BEGIN Given information

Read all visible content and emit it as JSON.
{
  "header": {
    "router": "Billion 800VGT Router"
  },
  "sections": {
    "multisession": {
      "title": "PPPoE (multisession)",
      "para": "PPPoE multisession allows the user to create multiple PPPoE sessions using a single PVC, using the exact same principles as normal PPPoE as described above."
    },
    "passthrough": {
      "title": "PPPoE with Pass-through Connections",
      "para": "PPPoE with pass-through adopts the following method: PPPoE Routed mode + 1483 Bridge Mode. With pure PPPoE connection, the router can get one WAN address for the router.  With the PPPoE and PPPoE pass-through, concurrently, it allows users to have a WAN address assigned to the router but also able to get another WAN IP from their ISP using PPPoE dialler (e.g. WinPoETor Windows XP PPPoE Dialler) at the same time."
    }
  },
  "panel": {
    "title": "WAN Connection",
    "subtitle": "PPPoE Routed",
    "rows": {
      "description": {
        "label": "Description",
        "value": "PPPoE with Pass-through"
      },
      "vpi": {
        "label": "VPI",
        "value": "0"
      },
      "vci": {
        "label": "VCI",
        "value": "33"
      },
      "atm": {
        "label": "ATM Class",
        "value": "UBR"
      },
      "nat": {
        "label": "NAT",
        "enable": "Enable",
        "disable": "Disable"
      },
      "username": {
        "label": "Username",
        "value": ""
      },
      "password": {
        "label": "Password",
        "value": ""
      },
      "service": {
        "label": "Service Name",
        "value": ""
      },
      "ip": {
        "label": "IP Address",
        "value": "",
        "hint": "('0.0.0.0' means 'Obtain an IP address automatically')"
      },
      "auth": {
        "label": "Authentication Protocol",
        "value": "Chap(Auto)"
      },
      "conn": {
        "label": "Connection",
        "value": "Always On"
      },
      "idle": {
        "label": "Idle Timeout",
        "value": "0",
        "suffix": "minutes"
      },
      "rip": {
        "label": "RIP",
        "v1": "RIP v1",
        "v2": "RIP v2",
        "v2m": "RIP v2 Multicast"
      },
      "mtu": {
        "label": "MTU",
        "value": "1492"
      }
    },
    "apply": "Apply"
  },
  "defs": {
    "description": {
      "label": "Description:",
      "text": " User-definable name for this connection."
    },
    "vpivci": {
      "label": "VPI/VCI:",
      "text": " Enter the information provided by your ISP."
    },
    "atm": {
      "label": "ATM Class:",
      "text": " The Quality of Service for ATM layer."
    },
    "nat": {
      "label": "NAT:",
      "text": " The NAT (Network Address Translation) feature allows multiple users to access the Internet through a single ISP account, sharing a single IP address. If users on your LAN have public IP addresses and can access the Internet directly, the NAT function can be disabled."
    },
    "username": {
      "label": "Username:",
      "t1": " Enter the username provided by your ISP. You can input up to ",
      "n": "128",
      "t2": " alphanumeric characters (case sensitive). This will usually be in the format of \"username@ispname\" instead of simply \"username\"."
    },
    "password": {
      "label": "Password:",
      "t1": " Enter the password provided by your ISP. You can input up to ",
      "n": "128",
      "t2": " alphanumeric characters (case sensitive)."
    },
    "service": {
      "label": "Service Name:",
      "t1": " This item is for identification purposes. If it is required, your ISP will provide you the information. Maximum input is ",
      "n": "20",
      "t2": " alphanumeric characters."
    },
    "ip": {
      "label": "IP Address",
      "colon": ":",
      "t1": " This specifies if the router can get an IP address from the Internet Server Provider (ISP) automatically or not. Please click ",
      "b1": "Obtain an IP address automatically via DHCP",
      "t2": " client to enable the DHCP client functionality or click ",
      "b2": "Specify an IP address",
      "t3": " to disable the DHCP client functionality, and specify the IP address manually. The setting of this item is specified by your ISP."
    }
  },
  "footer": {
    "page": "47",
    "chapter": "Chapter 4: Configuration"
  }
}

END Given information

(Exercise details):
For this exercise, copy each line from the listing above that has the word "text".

(Written response):
      "text": " User-definable name for this connection."
      "text": " Enter the information provided by your ISP."
      "text": " The Quality of Service for ATM layer."
      "text": " The NAT (Network Address Translation) feature allows multiple users to access the Internet through a single ISP account, sharing a single IP address. If users on your LAN have public IP addresses and can access the Internet directly, the NAT function can be disabled."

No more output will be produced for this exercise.